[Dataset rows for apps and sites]
——————————

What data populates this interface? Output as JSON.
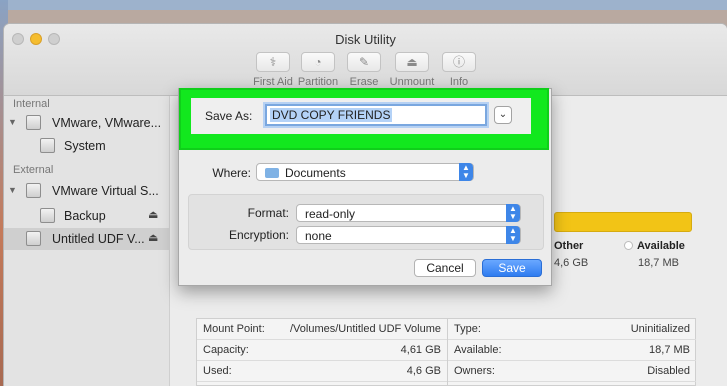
{
  "window": {
    "title": "Disk Utility"
  },
  "toolbar": {
    "items": [
      {
        "label": "First Aid",
        "icon": "first-aid-icon"
      },
      {
        "label": "Partition",
        "icon": "partition-icon"
      },
      {
        "label": "Erase",
        "icon": "erase-icon"
      },
      {
        "label": "Unmount",
        "icon": "unmount-icon"
      },
      {
        "label": "Info",
        "icon": "info-icon"
      }
    ]
  },
  "sidebar": {
    "internal_header": "Internal",
    "external_header": "External",
    "items": [
      {
        "label": "VMware, VMware..."
      },
      {
        "label": "System"
      },
      {
        "label": "VMware Virtual S..."
      },
      {
        "label": "Backup"
      },
      {
        "label": "Untitled UDF V..."
      }
    ]
  },
  "usage": {
    "bar_color": "#f2c416",
    "other_label": "Other",
    "other_size": "4,6 GB",
    "available_label": "Available",
    "available_size": "18,7 MB"
  },
  "info_table": {
    "left": [
      {
        "key": "Mount Point:",
        "value": "/Volumes/Untitled UDF Volume"
      },
      {
        "key": "Capacity:",
        "value": "4,61 GB"
      },
      {
        "key": "Used:",
        "value": "4,6 GB"
      }
    ],
    "right": [
      {
        "key": "Type:",
        "value": "Uninitialized"
      },
      {
        "key": "Available:",
        "value": "18,7 MB"
      },
      {
        "key": "Owners:",
        "value": "Disabled"
      }
    ]
  },
  "dialog": {
    "save_as_label": "Save As:",
    "save_as_value": "DVD COPY FRIENDS",
    "where_label": "Where:",
    "where_value": "Documents",
    "format_label": "Format:",
    "format_value": "read-only",
    "encryption_label": "Encryption:",
    "encryption_value": "none",
    "cancel_label": "Cancel",
    "save_label": "Save",
    "highlight_color": "#12e81e",
    "accent_color": "#3e86e8"
  }
}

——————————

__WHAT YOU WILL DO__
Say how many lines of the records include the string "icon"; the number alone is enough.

__FINISHED TASK__
5